Moderated by Rabbi Aaron Levy of Makom: Creative Downtown Judaism, the discussion focused on many of the domestic issues facing Israel today from Bedouin land rights to religious pluralism. The speakers spoke of their experience working and dealing with these issues and how this perception of the country came to change as they faced many of the realities of living in Israel. This NIFC New Generation event provided a jumping off point for individuals interested in learning more about the many domestic issues facing Israel.
Check our Facebook page for more photos and for upcoming information on events in the future!
Toronto, March 26 2012
New Generations: How Would You Build a More Inclusive Israel?
With former IDF Brigadier General Israela Oron, several dozen New Generations (20s & 30s) debated about how we might establish greater gender equality and religious freedom for all in Israel.
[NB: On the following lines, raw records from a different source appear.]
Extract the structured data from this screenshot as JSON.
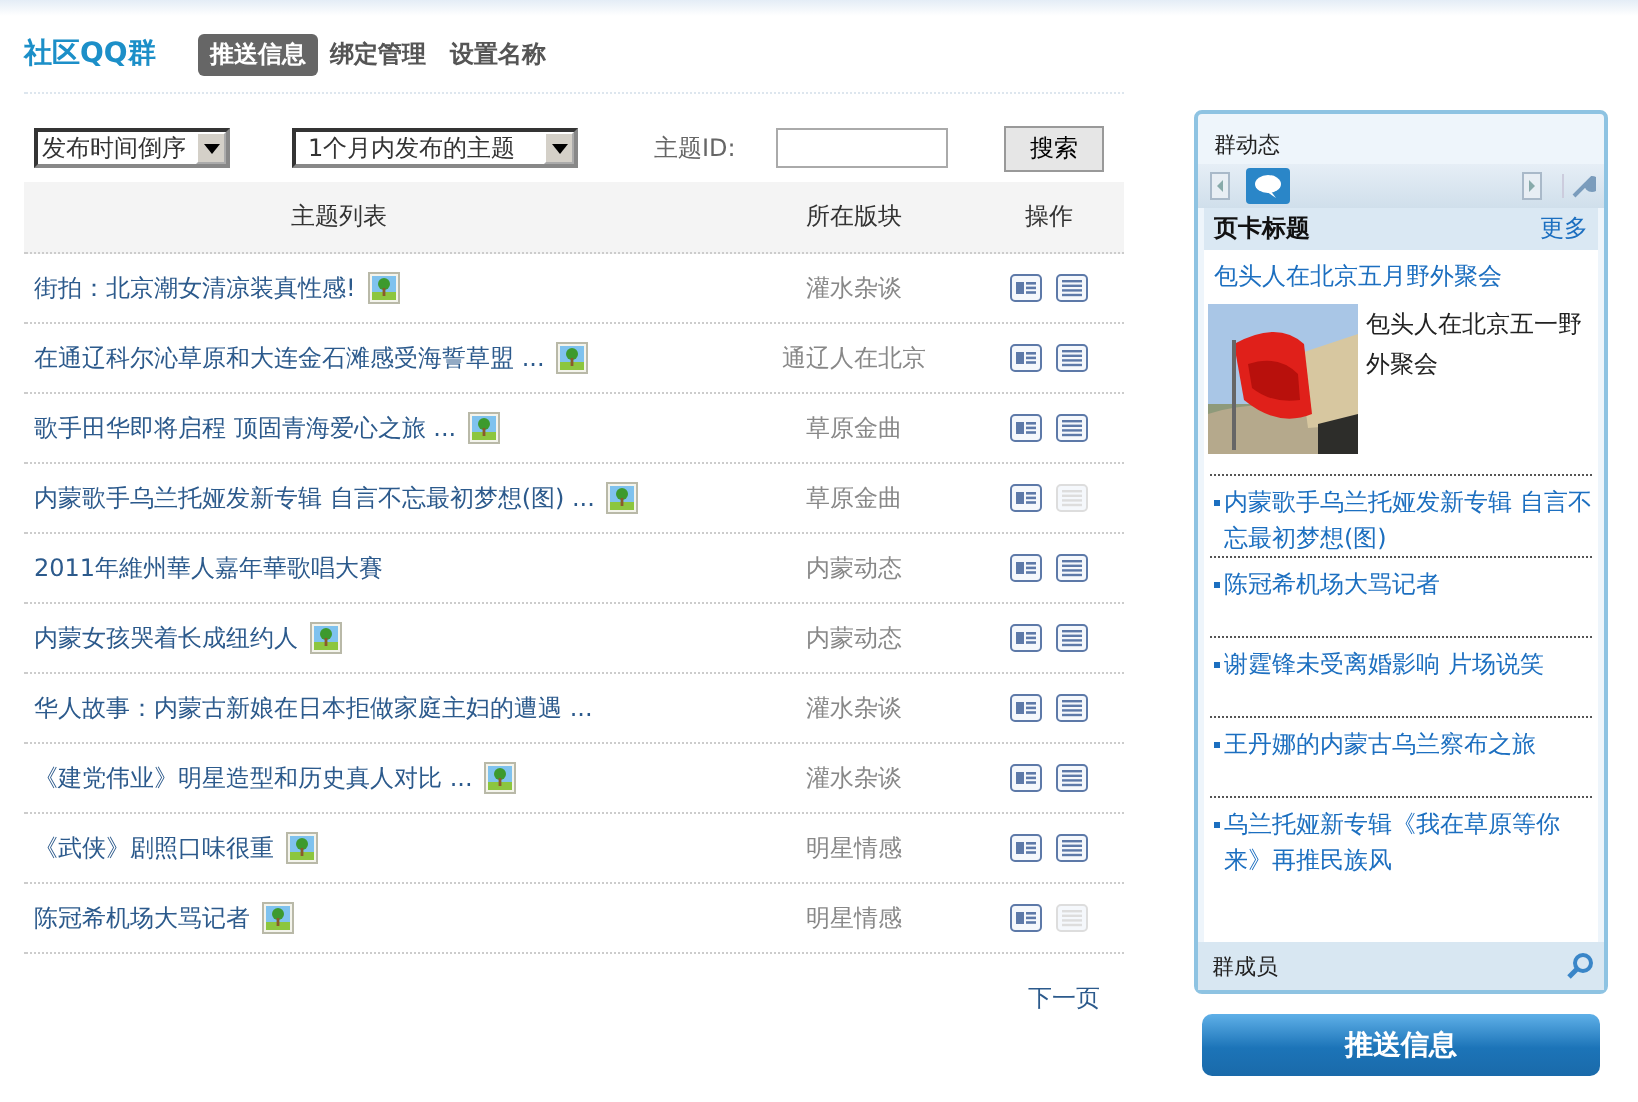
{
  "header": {
    "logo": "社区QQ群",
    "tabs": [
      {
        "label": "推送信息",
        "selected": true
      },
      {
        "label": "绑定管理",
        "selected": false
      },
      {
        "label": "设置名称",
        "selected": false
      }
    ]
  },
  "filters": {
    "sort": "发布时间倒序",
    "range": "1个月内发布的主题",
    "id_label": "主题ID:",
    "search_button": "搜索"
  },
  "table": {
    "columns": [
      "主题列表",
      "所在版块",
      "操作"
    ],
    "rows": [
      {
        "title": "街拍：北京潮女清凉装真性感!",
        "has_image": true,
        "board": "灌水杂谈",
        "list_enabled": true
      },
      {
        "title": "在通辽科尔沁草原和大连金石滩感受海誓草盟 ...",
        "has_image": true,
        "board": "通辽人在北京",
        "list_enabled": true
      },
      {
        "title": "歌手田华即将启程  顶固青海爱心之旅 ...",
        "has_image": true,
        "board": "草原金曲",
        "list_enabled": true
      },
      {
        "title": "内蒙歌手乌兰托娅发新专辑  自言不忘最初梦想(图) ...",
        "has_image": true,
        "board": "草原金曲",
        "list_enabled": false
      },
      {
        "title": "2011年維州華人嘉年華歌唱大賽",
        "has_image": false,
        "board": "内蒙动态",
        "list_enabled": true
      },
      {
        "title": "内蒙女孩哭着长成纽约人",
        "has_image": true,
        "board": "内蒙动态",
        "list_enabled": true
      },
      {
        "title": "华人故事：内蒙古新娘在日本拒做家庭主妇的遭遇 ...",
        "has_image": false,
        "board": "灌水杂谈",
        "list_enabled": true
      },
      {
        "title": "《建党伟业》明星造型和历史真人对比 ...",
        "has_image": true,
        "board": "灌水杂谈",
        "list_enabled": true
      },
      {
        "title": "《武侠》剧照口味很重",
        "has_image": true,
        "board": "明星情感",
        "list_enabled": true
      },
      {
        "title": "陈冠希机场大骂记者",
        "has_image": true,
        "board": "明星情感",
        "list_enabled": false
      }
    ]
  },
  "pager": {
    "next": "下一页"
  },
  "sidebar": {
    "title": "群动态",
    "card_title": "页卡标题",
    "more": "更多",
    "featured": {
      "title": "包头人在北京五月野外聚会",
      "caption": "包头人在北京五一野外聚会"
    },
    "items": [
      "内蒙歌手乌兰托娅发新专辑  自言不忘最初梦想(图)",
      "陈冠希机场大骂记者",
      "谢霆锋未受离婚影响    片场说笑",
      "王丹娜的内蒙古乌兰察布之旅",
      "乌兰托娅新专辑《我在草原等你来》再推民族风"
    ],
    "footer": "群成员"
  },
  "push_button": "推送信息"
}
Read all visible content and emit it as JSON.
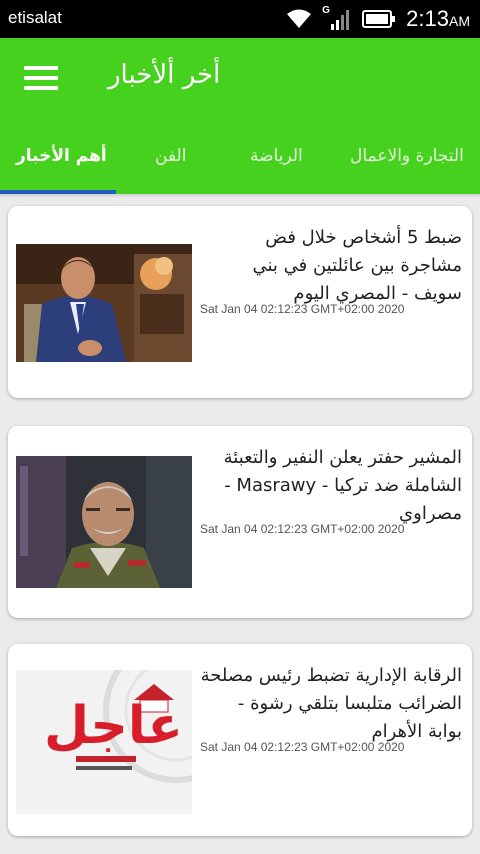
{
  "status_bar": {
    "carrier": "etisalat",
    "time": "2:13",
    "ampm": "AM",
    "signal_label": "G"
  },
  "app_bar": {
    "title": "أخر ألأخبار"
  },
  "tabs": [
    {
      "label": "التجارة والاعمال",
      "active": false
    },
    {
      "label": "الرياضة",
      "active": false
    },
    {
      "label": "الفن",
      "active": false
    },
    {
      "label": "أهم الأخبار",
      "active": true
    }
  ],
  "articles": [
    {
      "title": "ضبط 5 أشخاص خلال فض مشاجرة بين عائلتين في بني سويف - المصري اليوم",
      "date": "Sat Jan 04 02:12:23 GMT+02:00 2020"
    },
    {
      "title": "المشير حفتر يعلن النفير والتعبئة الشاملة ضد تركيا - Masrawy - مصراوي",
      "date": "Sat Jan 04 02:12:23 GMT+02:00 2020"
    },
    {
      "title": "الرقابة الإدارية تضبط رئيس مصلحة الضرائب متلبسا بتلقي رشوة - بوابة الأهرام",
      "date": "Sat Jan 04 02:12:23 GMT+02:00 2020",
      "thumb_text": "عاجل"
    }
  ],
  "colors": {
    "app_bar": "#45d11d",
    "tab_indicator": "#1f5cc4",
    "breaking_red": "#d81e2a"
  }
}
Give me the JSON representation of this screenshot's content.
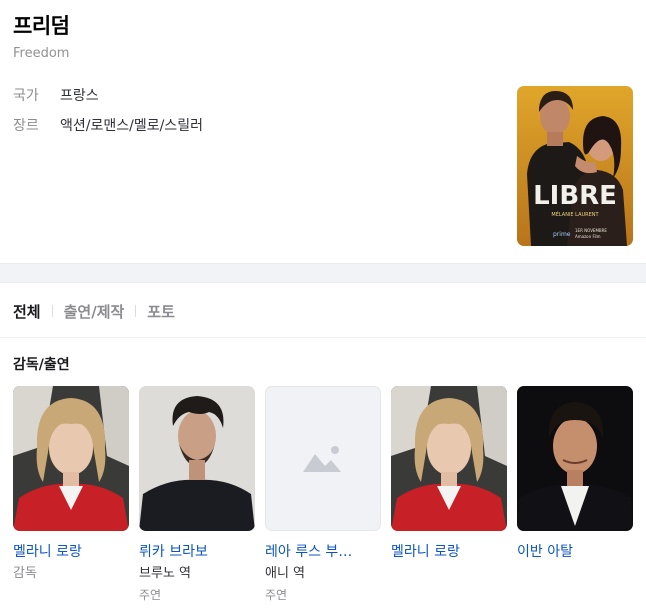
{
  "movie": {
    "title": "프리덤",
    "original_title": "Freedom",
    "country_label": "국가",
    "country": "프랑스",
    "genre_label": "장르",
    "genre": "액션/로맨스/멜로/스릴러",
    "poster_text": "LIBRE",
    "poster_credit": "MÉLANIE LAURENT",
    "poster_brand": "prime",
    "poster_date": "1ER NOVEMBRE",
    "poster_studio": "Amazon Film"
  },
  "tabs": [
    {
      "label": "전체",
      "active": true
    },
    {
      "label": "출연/제작",
      "active": false
    },
    {
      "label": "포토",
      "active": false
    }
  ],
  "cast_section": {
    "title": "감독/출연",
    "people": [
      {
        "name": "멜라니 로랑",
        "role": "감독",
        "kind": ""
      },
      {
        "name": "뤼카 브라보",
        "role": "브루노 역",
        "kind": "주연"
      },
      {
        "name": "레아 루스 부…",
        "role": "애니 역",
        "kind": "주연"
      },
      {
        "name": "멜라니 로랑",
        "role": "",
        "kind": ""
      },
      {
        "name": "이반 아탈",
        "role": "",
        "kind": ""
      }
    ]
  },
  "colors": {
    "link": "#0b55c4",
    "muted": "#8e8e92",
    "band": "#f1f3f7"
  }
}
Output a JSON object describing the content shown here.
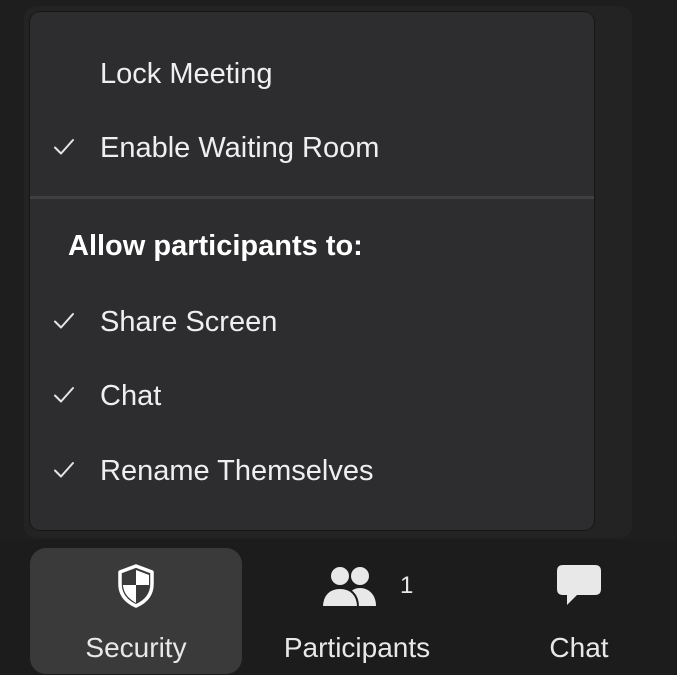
{
  "menu": {
    "items": [
      {
        "label": "Lock Meeting",
        "checked": false
      },
      {
        "label": "Enable Waiting Room",
        "checked": true
      }
    ],
    "section_header": "Allow participants to:",
    "allow_items": [
      {
        "label": "Share Screen",
        "checked": true
      },
      {
        "label": "Chat",
        "checked": true
      },
      {
        "label": "Rename Themselves",
        "checked": true
      }
    ]
  },
  "toolbar": {
    "security": {
      "label": "Security",
      "icon": "shield-icon",
      "active": true
    },
    "participants": {
      "label": "Participants",
      "icon": "participants-icon",
      "count": "1"
    },
    "chat": {
      "label": "Chat",
      "icon": "chat-bubble-icon"
    }
  },
  "colors": {
    "menu_bg": "#2d2d2f",
    "toolbar_bg": "#1c1c1c",
    "active_button_bg": "#3a3a3a",
    "text": "#efefef"
  }
}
Groups explored current events with on-the-ground perspective and context from General Oron. Touching on the social housing protests over the summer of 2011, Oron commented on Israeli social justice, domestic issues and peace.
February 10, 2011
New Generations Informal Discussion with Nabila Espanioly
NIFC New Generations Canada partnered with Yalla Journal to present NIF Board Member Nabila Espanioly in downtown Toronto. With a crowd of over 40 people and standing room only, Nabila spoke about her life as a Palestinian-Israeli and the challenges she has faced throughout her life, all which have compelled her to establish many civil society organization in Israel. A fervent feminist, advocate for Palestinian-Israeli preschool children and citizens, Nabila spoke about the impact her work has had on her community and addressed the work that lies ahead.
July 14, 2010
Whose Zionism? A Conversation on Israel, Liberal Values and Jewish Community
New Generations Canada and Makom partnered to bring Whose Zionism? to young people in Toronto’s Jewish community. The event was an opportunity for participants to discuss their thoughts on the intersection between Israel, liberal values and Jewish community, in the inclusive and open setting of the Kiever Synagogue in the heart of Toronto’s developing Jewish downtown core.
With 60 participants, the discussion was dynamic and lively, using Peter Beinart’s ground-breaking article The Failure of the Jewish Establishment as a springboard. The program provided a safe space for young people in their 20s to 40s to engage each other and explore what Israel means to them, what struggles have developed in their relationship to the State, and how they view Jewish community in Toronto and beyond.
The participants were broken up in small facilitated dialogue groups, and within these clusters the range of discussion was diverse. Some groups discussed their relationship to the Jews in Israel as part of the Diaspora, and in others, the discussion focused more on recent political events and individual reactions.
The program, a New Generations Canada initiative, exceeded expectations both in terms of the number of attendees and the scope of discussion. Participants voiced their enthusiasm, commenting on the “need in the community for events like these,” and affirming that the event was “very engaging”.